*PROBLEM STATEMENT*. For the copy, please give all of the data again exactly and leave the pictures out.

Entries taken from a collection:
■ ■ ■

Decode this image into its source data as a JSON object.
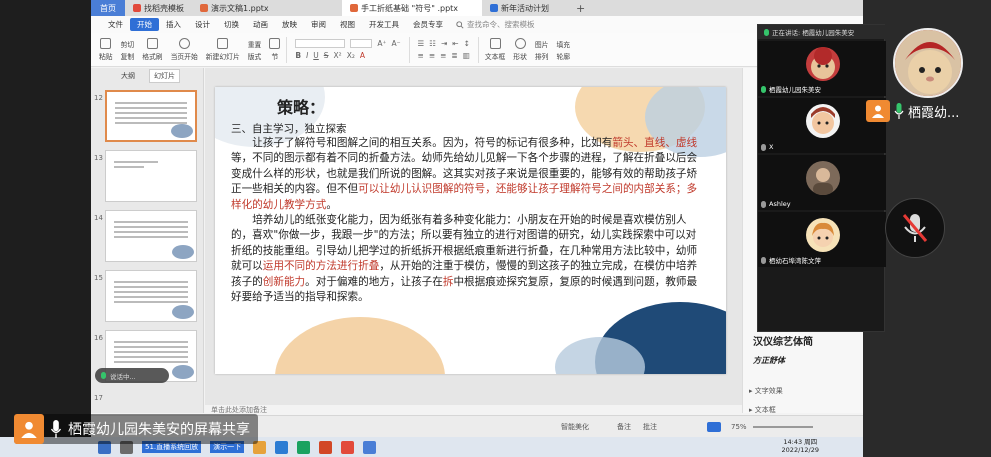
{
  "browser_tabs": {
    "home": "首页",
    "tab1": "找稻壳模板",
    "tab2": "演示文稿1.pptx",
    "tab3": "手工折纸基础 \"符号\" .pptx",
    "tab4": "新年活动计划"
  },
  "menubar": {
    "file": "文件",
    "start": "开始",
    "insert": "插入",
    "design": "设计",
    "transition": "切换",
    "animation": "动画",
    "slideshow": "放映",
    "review": "审阅",
    "view": "视图",
    "dev_tools": "开发工具",
    "member": "会员专享",
    "search_placeholder": "查找命令、搜索模板"
  },
  "ribbon": {
    "paste": "粘贴",
    "cut": "剪切",
    "copy": "复制",
    "format_painter": "格式刷",
    "from_current": "当页开始",
    "new_slide": "新建幻灯片",
    "layout": "版式",
    "section": "节",
    "reset": "重置",
    "textbox": "文本框",
    "shape": "形状",
    "arrange": "排列",
    "outline": "轮廓",
    "picture": "图片",
    "fill": "填充"
  },
  "thumb_panel": {
    "tab_outline": "大纲",
    "tab_slides": "幻灯片",
    "numbers": [
      "12",
      "13",
      "14",
      "15",
      "16",
      "17"
    ]
  },
  "slide": {
    "title": "策略：",
    "heading": "三、自主学习，独立探索",
    "p1_a": "让孩子了解符号和图解之间的相互关系。因为，符号的标记有很多种，比如有",
    "p1_hl1": "箭头、直线、虚线",
    "p1_b": "等，不同的图示都有着不同的折叠方法。幼师先给幼儿见解一下各个步骤的进程，了解在折叠以后会变成什么样的形状，也就是我们所说的图解。这其实对孩子来说是很重要的，能够有效的帮助孩子矫正一些相关的内容。但不但",
    "p1_hl2": "可以让幼儿认识图解的符号，还能够让孩子理解符号之间的内部关系；多样化的幼儿教学方式",
    "p1_c": "。",
    "p2_a": "培养幼儿的纸张变化能力，因为纸张有着多种变化能力：小朋友在开始的时候是喜欢模仿别人的，喜欢\"你做一步，我跟一步\"的方法；所以要有独立的进行对图谱的研究，幼儿实践探索中可以对折纸的技能重组。引导幼儿把学过的折纸拆开根据纸痕重新进行折叠，在几种常用方法比较中，幼师就可以",
    "p2_hl1": "运用不同的方法进行折叠",
    "p2_b": "，从开始的注重于模仿，慢慢的到这孩子的独立完成，在模仿中培养孩子的",
    "p2_hl2": "创新能力",
    "p2_c": "。对于偏难的地方，让孩子在",
    "p2_hl3": "拆",
    "p2_d": "中根据痕迹探究复原，复原的时候遇到问题，教师最好要给予适当的指导和探索。"
  },
  "notes_placeholder": "单击此处添加备注",
  "right_pane": {
    "font_sample": "汉仪综艺体简",
    "font_sample2": "方正舒体",
    "text_effect": "▸ 文字效果",
    "text_box": "▸ 文本框"
  },
  "statusbar": {
    "smart_beautify": "智能美化",
    "notes": "备注",
    "comments": "批注",
    "zoom": "75%"
  },
  "taskbar": {
    "item1": "51.直播系统回放",
    "item2": "腾讯会议",
    "item3": "演示一下",
    "time": "14:43 周四",
    "date": "2022/12/29"
  },
  "meeting": {
    "speaking_now": "正在讲话: 栖霞幼儿园朱美安",
    "participants": [
      {
        "name": "栖霞幼儿园朱美安"
      },
      {
        "name": "X"
      },
      {
        "name": "Ashley"
      },
      {
        "name": "栖幼石埠湾陈文萍"
      }
    ],
    "self_name": "栖霞幼...",
    "share_label": "栖霞幼儿园朱美安的屏幕共享",
    "recording_pill": "说话中..."
  },
  "colors": {
    "accent": "#2f6fd6",
    "highlight_red": "#c0392b",
    "user_orange": "#f08a32",
    "mic_green": "#35c46b"
  }
}
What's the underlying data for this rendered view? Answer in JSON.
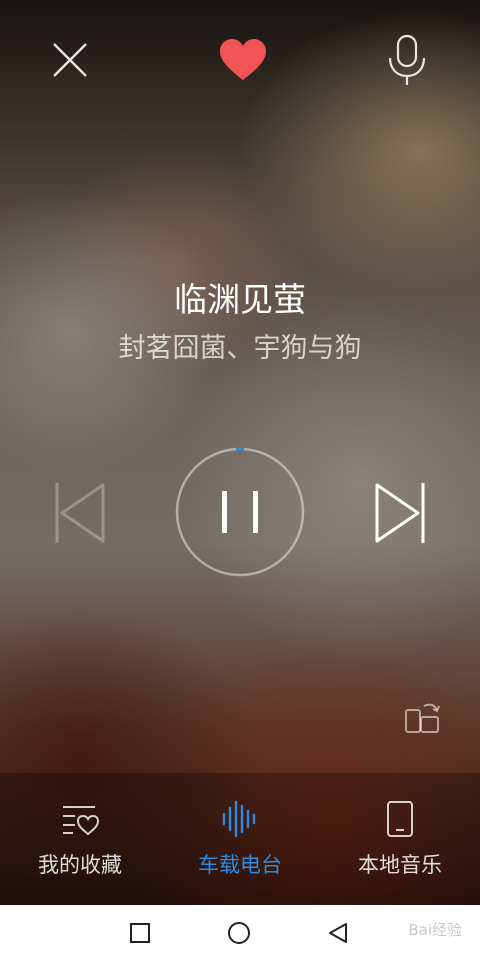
{
  "header": {
    "close_icon": "close-icon",
    "favorite_icon": "heart-icon",
    "favorite_color": "#f05454",
    "voice_icon": "microphone-icon"
  },
  "song": {
    "title": "临渊见萤",
    "artist": "封茗囧菌、宇狗与狗"
  },
  "controls": {
    "previous_icon": "skip-previous-icon",
    "play_state": "playing",
    "pause_icon": "pause-icon",
    "next_icon": "skip-next-icon",
    "progress": 0.02,
    "progress_color": "#2b8ae6",
    "switch_device_icon": "device-switch-icon"
  },
  "tabs": [
    {
      "label": "我的收藏",
      "icon": "favorites-list-icon",
      "active": false
    },
    {
      "label": "车载电台",
      "icon": "sound-wave-icon",
      "active": true
    },
    {
      "label": "本地音乐",
      "icon": "phone-icon",
      "active": false
    }
  ],
  "accent_color": "#2b8ae6",
  "system_nav": {
    "items": [
      "recents-square-icon",
      "home-circle-icon",
      "back-triangle-icon"
    ],
    "watermark": "Bai经验"
  }
}
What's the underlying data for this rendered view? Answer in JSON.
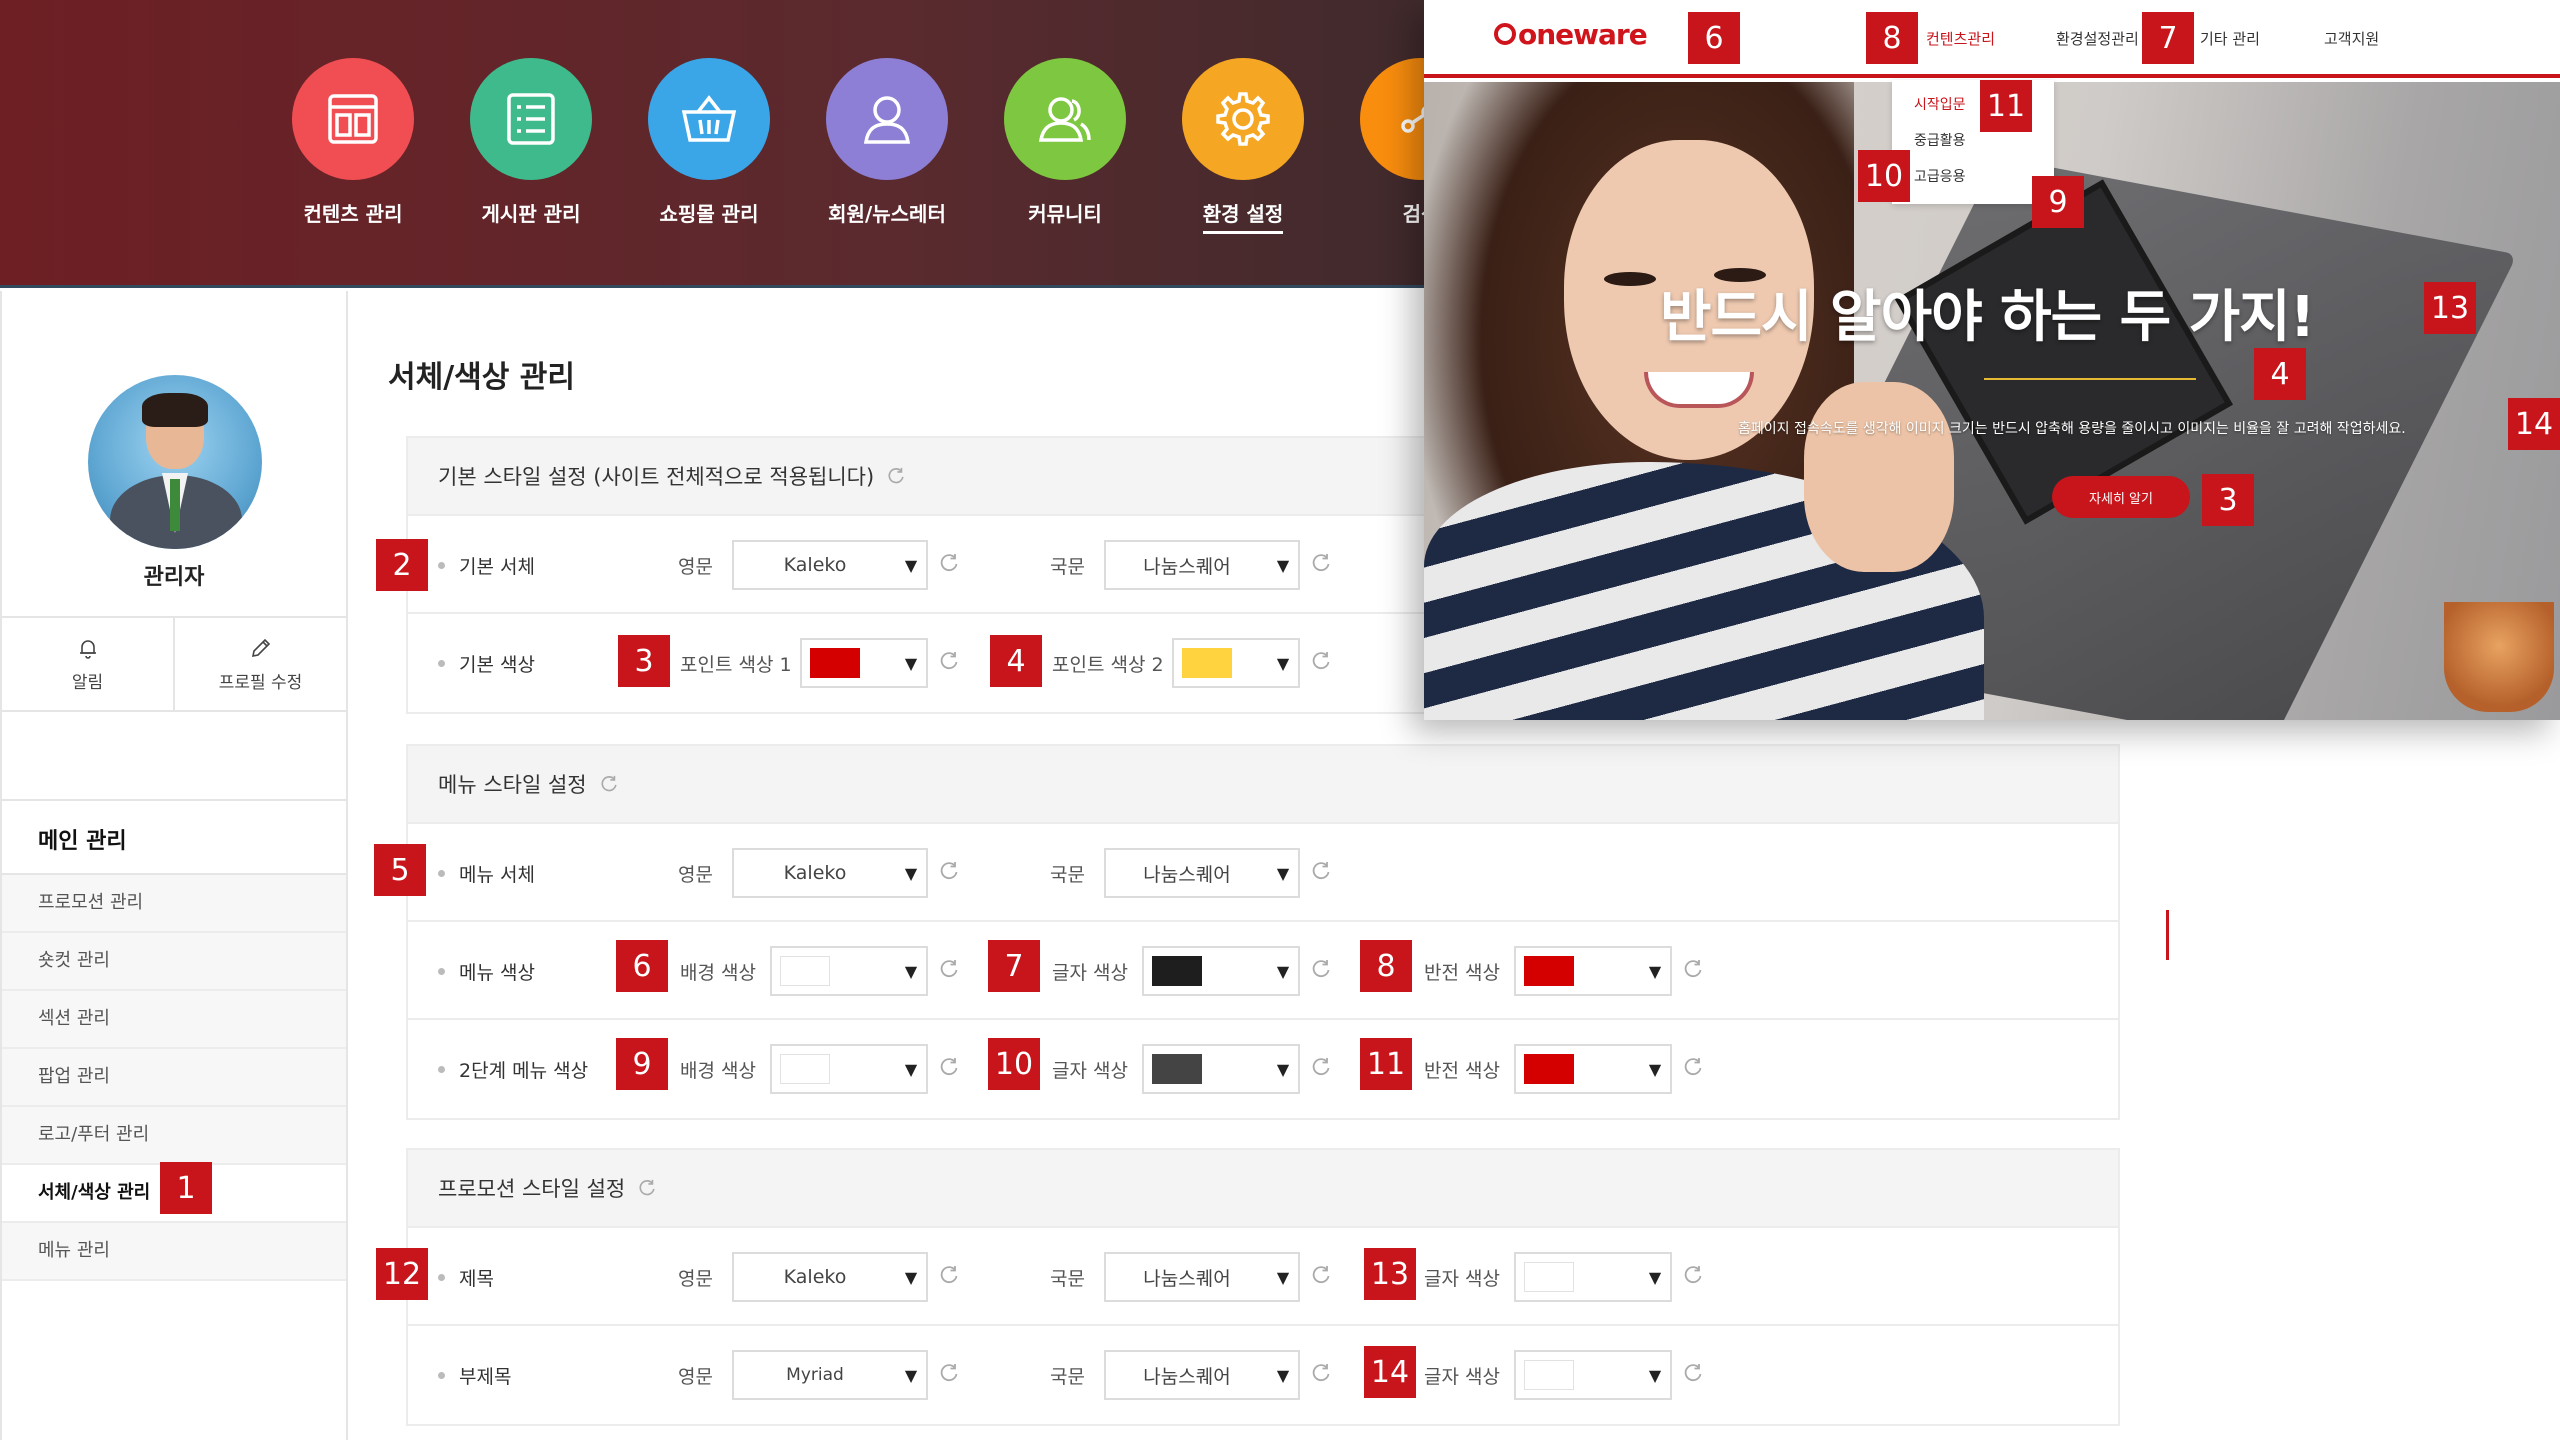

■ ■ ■

*ANSWER SECTION*.
Decode this image into its source data as a JSON object.
{
  "browser_tabs": {
    "home": "首页",
    "tab1": "找稻壳模板",
    "tab2": "演示文稿1.pptx",
    "tab3": "手工折纸基础 \"符号\" .pptx",
    "tab4": "新年活动计划"
  },
  "menubar": {
    "file": "文件",
    "start": "开始",
    "insert": "插入",
    "design": "设计",
    "transition": "切换",
    "animation": "动画",
    "slideshow": "放映",
    "review": "审阅",
    "view": "视图",
    "dev_tools": "开发工具",
    "member": "会员专享",
    "search_placeholder": "查找命令、搜索模板"
  },
  "ribbon": {
    "paste": "粘贴",
    "cut": "剪切",
    "copy": "复制",
    "format_painter": "格式刷",
    "from_current": "当页开始",
    "new_slide": "新建幻灯片",
    "layout": "版式",
    "section": "节",
    "reset": "重置",
    "textbox": "文本框",
    "shape": "形状",
    "arrange": "排列",
    "outline": "轮廓",
    "picture": "图片",
    "fill": "填充"
  },
  "thumb_panel": {
    "tab_outline": "大纲",
    "tab_slides": "幻灯片",
    "numbers": [
      "12",
      "13",
      "14",
      "15",
      "16",
      "17"
    ]
  },
  "slide": {
    "title": "策略：",
    "heading": "三、自主学习，独立探索",
    "p1_a": "让孩子了解符号和图解之间的相互关系。因为，符号的标记有很多种，比如有",
    "p1_hl1": "箭头、直线、虚线",
    "p1_b": "等，不同的图示都有着不同的折叠方法。幼师先给幼儿见解一下各个步骤的进程，了解在折叠以后会变成什么样的形状，也就是我们所说的图解。这其实对孩子来说是很重要的，能够有效的帮助孩子矫正一些相关的内容。但不但",
    "p1_hl2": "可以让幼儿认识图解的符号，还能够让孩子理解符号之间的内部关系；多样化的幼儿教学方式",
    "p1_c": "。",
    "p2_a": "培养幼儿的纸张变化能力，因为纸张有着多种变化能力：小朋友在开始的时候是喜欢模仿别人的，喜欢\"你做一步，我跟一步\"的方法；所以要有独立的进行对图谱的研究，幼儿实践探索中可以对折纸的技能重组。引导幼儿把学过的折纸拆开根据纸痕重新进行折叠，在几种常用方法比较中，幼师就可以",
    "p2_hl1": "运用不同的方法进行折叠",
    "p2_b": "，从开始的注重于模仿，慢慢的到这孩子的独立完成，在模仿中培养孩子的",
    "p2_hl2": "创新能力",
    "p2_c": "。对于偏难的地方，让孩子在",
    "p2_hl3": "拆",
    "p2_d": "中根据痕迹探究复原，复原的时候遇到问题，教师最好要给予适当的指导和探索。"
  },
  "notes_placeholder": "单击此处添加备注",
  "right_pane": {
    "font_sample": "汉仪综艺体简",
    "font_sample2": "方正舒体",
    "text_effect": "▸ 文字效果",
    "text_box": "▸ 文本框"
  },
  "statusbar": {
    "smart_beautify": "智能美化",
    "notes": "备注",
    "comments": "批注",
    "zoom": "75%"
  },
  "taskbar": {
    "item1": "51.直播系统回放",
    "item2": "腾讯会议",
    "item3": "演示一下",
    "time": "14:43 周四",
    "date": "2022/12/29"
  },
  "meeting": {
    "speaking_now": "正在讲话: 栖霞幼儿园朱美安",
    "participants": [
      {
        "name": "栖霞幼儿园朱美安"
      },
      {
        "name": "X"
      },
      {
        "name": "Ashley"
      },
      {
        "name": "栖幼石埠湾陈文萍"
      }
    ],
    "self_name": "栖霞幼...",
    "share_label": "栖霞幼儿园朱美安的屏幕共享",
    "recording_pill": "说话中..."
  },
  "colors": {
    "accent": "#2f6fd6",
    "highlight_red": "#c0392b",
    "user_orange": "#f08a32",
    "mic_green": "#35c46b"
  }
}
What's the underlying data for this rendered view? Answer in JSON.
{
  "header": {
    "close_icon": "close-icon",
    "favorite_icon": "heart-icon",
    "favorite_color": "#f05454",
    "voice_icon": "microphone-icon"
  },
  "song": {
    "title": "临渊见萤",
    "artist": "封茗囧菌、宇狗与狗"
  },
  "controls": {
    "previous_icon": "skip-previous-icon",
    "play_state": "playing",
    "pause_icon": "pause-icon",
    "next_icon": "skip-next-icon",
    "progress": 0.02,
    "progress_color": "#2b8ae6",
    "switch_device_icon": "device-switch-icon"
  },
  "tabs": [
    {
      "label": "我的收藏",
      "icon": "favorites-list-icon",
      "active": false
    },
    {
      "label": "车载电台",
      "icon": "sound-wave-icon",
      "active": true
    },
    {
      "label": "本地音乐",
      "icon": "phone-icon",
      "active": false
    }
  ],
  "accent_color": "#2b8ae6",
  "system_nav": {
    "items": [
      "recents-square-icon",
      "home-circle-icon",
      "back-triangle-icon"
    ],
    "watermark": "Bai经验"
  }
}
What's the underlying data for this rendered view? Answer in JSON.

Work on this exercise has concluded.